■ Provided records:
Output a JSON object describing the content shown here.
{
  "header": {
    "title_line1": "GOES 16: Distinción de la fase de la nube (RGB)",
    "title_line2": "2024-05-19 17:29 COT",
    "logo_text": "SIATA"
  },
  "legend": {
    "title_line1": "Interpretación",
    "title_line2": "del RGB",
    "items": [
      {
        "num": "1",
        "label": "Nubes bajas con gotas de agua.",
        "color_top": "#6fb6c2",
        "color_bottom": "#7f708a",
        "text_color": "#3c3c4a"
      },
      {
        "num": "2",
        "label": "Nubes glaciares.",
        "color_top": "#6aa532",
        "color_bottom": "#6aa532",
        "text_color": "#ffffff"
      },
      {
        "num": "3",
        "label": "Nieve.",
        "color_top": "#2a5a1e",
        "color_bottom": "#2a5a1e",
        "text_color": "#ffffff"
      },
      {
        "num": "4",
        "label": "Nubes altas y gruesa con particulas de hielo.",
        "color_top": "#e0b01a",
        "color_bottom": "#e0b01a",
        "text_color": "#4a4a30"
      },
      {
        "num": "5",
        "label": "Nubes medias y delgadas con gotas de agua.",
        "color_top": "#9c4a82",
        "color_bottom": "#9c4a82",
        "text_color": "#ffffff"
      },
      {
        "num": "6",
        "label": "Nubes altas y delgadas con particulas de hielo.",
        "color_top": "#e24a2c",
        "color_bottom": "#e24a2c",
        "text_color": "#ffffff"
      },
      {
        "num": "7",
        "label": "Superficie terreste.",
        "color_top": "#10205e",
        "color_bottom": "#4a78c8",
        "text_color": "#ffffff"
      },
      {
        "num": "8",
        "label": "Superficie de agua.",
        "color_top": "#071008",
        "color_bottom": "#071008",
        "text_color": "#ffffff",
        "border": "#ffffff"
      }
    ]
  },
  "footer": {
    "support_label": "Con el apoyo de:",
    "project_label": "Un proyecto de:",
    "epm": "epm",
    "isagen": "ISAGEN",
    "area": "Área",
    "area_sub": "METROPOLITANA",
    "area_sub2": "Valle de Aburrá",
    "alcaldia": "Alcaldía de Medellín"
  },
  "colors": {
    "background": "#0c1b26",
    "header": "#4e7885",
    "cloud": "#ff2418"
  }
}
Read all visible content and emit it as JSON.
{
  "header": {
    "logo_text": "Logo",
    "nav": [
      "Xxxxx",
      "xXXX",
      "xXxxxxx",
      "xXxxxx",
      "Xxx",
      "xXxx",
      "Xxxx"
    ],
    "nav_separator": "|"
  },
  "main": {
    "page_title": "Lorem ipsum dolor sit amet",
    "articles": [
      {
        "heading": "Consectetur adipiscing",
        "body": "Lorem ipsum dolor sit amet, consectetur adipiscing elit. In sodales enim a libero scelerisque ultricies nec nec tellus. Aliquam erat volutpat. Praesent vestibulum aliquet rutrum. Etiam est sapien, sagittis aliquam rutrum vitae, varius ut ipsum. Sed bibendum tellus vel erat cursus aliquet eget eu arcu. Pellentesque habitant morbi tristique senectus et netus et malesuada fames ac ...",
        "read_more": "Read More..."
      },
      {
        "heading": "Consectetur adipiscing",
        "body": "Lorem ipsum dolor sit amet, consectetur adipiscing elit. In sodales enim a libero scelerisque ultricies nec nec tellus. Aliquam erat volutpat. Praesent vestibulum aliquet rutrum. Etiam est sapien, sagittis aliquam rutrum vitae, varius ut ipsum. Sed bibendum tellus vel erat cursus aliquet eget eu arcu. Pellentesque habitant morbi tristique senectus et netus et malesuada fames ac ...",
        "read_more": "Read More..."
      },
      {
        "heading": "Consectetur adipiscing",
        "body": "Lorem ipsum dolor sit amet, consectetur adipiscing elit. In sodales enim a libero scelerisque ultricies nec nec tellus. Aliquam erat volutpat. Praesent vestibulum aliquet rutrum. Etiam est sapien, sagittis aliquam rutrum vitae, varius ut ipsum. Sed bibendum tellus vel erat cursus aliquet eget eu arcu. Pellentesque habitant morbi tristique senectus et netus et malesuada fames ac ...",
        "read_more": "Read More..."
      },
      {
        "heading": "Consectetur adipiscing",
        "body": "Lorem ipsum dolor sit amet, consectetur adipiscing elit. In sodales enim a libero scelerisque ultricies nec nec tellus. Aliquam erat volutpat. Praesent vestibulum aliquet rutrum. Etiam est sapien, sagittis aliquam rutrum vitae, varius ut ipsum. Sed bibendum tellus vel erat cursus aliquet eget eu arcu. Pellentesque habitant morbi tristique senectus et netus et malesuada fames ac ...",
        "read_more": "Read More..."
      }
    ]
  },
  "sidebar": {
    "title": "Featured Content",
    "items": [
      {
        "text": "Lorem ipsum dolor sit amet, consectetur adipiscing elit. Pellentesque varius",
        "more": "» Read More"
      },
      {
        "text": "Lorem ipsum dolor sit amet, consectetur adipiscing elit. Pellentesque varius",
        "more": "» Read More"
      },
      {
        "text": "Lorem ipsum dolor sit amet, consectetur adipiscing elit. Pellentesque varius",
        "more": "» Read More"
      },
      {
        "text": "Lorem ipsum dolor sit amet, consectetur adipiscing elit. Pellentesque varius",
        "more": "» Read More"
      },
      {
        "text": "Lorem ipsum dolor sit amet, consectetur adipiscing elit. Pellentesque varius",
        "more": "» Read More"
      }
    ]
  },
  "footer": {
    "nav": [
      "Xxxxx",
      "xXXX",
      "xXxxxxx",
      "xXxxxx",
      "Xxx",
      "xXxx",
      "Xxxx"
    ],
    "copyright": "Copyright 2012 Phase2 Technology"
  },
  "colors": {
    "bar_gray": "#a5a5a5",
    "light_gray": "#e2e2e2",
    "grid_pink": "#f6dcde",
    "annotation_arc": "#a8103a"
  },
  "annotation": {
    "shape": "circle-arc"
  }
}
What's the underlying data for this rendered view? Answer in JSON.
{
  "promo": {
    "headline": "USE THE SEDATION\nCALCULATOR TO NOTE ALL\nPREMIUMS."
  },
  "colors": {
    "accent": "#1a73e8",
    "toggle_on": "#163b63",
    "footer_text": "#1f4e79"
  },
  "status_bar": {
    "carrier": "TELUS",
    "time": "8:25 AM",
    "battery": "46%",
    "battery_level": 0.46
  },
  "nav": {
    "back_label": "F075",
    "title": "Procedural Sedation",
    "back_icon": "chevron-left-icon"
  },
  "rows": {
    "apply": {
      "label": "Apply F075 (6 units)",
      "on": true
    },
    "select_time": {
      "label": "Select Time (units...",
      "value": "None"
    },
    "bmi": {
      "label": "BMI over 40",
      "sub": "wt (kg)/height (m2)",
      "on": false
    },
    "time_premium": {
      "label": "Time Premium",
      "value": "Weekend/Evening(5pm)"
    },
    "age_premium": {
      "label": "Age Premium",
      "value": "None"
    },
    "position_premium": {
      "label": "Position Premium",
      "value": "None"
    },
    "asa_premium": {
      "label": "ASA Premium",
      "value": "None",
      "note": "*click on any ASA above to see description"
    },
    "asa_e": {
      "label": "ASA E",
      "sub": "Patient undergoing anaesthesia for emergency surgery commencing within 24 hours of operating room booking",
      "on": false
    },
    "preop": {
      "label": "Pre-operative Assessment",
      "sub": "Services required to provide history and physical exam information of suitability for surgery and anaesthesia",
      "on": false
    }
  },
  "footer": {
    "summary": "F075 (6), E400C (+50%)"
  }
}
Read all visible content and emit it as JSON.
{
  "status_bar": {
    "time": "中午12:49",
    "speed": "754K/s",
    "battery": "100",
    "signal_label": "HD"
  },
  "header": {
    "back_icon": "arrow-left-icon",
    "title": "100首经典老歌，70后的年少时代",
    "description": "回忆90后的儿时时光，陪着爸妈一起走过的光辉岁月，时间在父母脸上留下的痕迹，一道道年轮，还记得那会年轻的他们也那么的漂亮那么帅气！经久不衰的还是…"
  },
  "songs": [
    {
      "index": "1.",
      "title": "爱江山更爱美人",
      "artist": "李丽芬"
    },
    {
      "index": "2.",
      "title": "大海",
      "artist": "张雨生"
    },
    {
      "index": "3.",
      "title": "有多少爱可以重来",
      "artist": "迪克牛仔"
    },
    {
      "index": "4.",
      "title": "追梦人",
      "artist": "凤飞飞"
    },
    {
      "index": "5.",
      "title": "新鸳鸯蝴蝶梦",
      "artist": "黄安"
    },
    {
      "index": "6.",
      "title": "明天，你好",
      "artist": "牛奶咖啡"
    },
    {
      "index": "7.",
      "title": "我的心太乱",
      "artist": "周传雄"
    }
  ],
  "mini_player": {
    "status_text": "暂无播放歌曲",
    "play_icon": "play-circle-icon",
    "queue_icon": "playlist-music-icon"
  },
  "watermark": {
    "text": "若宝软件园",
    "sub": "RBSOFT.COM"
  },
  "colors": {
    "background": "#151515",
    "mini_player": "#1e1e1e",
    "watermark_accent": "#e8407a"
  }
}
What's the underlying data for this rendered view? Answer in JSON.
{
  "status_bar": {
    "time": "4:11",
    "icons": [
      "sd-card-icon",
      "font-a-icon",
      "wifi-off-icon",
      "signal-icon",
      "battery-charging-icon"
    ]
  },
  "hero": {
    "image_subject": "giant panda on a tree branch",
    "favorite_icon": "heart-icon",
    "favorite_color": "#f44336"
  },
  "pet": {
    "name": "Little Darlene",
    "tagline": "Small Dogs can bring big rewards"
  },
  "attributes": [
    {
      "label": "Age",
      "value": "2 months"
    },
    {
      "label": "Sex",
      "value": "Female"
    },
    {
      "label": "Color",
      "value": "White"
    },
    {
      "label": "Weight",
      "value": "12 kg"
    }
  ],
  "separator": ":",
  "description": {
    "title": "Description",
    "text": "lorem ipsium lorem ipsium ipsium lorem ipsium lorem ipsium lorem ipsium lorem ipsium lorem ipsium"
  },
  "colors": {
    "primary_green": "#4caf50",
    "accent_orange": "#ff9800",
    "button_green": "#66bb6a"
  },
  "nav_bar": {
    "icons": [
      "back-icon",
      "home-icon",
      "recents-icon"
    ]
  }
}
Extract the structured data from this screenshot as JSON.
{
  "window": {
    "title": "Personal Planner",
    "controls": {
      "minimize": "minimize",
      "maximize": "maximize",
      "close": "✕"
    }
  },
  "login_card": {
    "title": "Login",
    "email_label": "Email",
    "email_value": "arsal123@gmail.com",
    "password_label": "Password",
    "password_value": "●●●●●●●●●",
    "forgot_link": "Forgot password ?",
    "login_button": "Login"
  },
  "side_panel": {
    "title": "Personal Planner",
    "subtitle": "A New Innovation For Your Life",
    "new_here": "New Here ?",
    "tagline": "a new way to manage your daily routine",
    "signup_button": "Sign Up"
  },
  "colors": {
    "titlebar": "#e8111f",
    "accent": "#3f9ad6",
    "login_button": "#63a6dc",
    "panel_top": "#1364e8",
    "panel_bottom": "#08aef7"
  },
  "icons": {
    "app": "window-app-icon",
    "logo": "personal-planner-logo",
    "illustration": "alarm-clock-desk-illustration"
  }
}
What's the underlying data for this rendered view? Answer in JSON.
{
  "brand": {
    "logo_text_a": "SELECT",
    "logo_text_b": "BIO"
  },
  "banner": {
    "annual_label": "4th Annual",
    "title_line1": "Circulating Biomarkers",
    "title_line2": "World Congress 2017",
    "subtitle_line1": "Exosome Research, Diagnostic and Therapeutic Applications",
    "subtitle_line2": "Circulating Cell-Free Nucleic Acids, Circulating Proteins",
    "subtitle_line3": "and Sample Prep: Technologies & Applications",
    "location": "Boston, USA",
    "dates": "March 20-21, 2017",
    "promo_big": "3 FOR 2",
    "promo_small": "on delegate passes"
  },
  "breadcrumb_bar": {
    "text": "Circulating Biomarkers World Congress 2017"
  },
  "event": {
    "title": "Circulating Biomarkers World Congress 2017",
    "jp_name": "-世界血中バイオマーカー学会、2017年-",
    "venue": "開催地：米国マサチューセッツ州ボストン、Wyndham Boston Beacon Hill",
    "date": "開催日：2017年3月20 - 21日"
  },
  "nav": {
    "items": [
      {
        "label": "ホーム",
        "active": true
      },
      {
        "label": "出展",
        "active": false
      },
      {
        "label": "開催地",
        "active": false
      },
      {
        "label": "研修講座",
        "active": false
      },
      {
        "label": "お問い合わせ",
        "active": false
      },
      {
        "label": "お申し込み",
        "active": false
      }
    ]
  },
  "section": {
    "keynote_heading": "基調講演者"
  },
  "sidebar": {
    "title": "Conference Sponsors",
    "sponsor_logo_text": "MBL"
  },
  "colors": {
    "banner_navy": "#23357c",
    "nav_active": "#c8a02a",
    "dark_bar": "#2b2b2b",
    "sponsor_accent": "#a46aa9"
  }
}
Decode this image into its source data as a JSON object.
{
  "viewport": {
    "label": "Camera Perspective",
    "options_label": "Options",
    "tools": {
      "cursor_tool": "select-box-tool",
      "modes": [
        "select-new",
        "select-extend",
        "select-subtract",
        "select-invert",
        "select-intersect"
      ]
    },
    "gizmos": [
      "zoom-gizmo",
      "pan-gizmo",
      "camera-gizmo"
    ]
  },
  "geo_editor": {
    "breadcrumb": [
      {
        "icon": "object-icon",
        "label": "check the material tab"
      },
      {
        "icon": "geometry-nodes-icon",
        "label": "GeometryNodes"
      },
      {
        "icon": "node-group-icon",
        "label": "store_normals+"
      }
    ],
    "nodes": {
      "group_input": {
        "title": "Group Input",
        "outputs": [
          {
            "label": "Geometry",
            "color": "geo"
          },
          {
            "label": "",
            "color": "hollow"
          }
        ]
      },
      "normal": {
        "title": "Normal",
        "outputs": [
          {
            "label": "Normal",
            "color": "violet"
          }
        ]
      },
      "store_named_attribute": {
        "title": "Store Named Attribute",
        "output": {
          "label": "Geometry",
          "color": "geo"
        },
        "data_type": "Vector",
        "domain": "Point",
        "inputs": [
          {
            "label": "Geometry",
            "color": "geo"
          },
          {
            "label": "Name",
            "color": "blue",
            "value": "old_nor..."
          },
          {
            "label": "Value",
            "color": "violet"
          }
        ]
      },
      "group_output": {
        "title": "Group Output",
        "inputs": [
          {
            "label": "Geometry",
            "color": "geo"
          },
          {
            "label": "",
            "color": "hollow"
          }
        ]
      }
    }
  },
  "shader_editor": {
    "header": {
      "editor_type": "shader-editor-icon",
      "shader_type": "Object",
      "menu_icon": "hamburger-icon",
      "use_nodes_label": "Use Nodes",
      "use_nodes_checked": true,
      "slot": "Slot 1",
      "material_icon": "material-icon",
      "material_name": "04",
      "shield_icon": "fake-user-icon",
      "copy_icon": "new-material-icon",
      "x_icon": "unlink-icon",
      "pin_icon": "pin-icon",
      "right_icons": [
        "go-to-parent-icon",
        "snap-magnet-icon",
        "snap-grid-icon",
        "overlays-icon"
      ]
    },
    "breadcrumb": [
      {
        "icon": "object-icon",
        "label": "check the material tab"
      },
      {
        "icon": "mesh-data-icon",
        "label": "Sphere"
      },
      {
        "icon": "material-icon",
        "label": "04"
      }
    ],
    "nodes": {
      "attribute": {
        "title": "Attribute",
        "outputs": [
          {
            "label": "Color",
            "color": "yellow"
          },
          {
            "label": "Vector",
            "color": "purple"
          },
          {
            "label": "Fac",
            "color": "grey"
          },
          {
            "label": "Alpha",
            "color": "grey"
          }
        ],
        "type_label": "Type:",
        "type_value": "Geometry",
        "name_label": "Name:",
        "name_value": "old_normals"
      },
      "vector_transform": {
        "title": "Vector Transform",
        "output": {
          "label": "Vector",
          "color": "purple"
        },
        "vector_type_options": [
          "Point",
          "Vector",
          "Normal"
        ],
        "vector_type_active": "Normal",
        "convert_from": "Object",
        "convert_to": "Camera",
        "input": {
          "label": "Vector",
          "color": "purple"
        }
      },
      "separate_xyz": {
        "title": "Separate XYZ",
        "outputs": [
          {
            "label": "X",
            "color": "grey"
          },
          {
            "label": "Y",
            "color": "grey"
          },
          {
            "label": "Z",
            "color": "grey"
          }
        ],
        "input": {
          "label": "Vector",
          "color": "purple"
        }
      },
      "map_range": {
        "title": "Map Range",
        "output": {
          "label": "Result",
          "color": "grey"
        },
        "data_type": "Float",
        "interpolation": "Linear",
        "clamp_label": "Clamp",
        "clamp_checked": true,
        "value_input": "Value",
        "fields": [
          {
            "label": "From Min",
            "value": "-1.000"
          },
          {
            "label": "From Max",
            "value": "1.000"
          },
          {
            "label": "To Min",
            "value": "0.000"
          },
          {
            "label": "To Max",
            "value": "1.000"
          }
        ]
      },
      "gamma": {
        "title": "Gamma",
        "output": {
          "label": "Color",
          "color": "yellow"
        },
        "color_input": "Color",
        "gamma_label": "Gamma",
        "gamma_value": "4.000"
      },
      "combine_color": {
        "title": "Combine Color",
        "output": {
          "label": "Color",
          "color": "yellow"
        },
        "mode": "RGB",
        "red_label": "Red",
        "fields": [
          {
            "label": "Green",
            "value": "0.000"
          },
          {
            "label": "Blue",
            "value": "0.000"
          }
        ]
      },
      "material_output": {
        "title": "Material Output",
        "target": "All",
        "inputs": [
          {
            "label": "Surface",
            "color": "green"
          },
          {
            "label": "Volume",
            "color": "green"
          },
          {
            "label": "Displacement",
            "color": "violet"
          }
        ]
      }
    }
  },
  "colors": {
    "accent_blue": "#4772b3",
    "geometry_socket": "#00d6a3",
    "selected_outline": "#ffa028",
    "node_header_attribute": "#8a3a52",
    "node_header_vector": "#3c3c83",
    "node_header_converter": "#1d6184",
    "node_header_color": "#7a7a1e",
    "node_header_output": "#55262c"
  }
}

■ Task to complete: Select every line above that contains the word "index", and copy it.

■ Task response:
      "index": "1.",
      "index": "2.",
      "index": "3.",
      "index": "4.",
      "index": "5.",
      "index": "6.",
      "index": "7.",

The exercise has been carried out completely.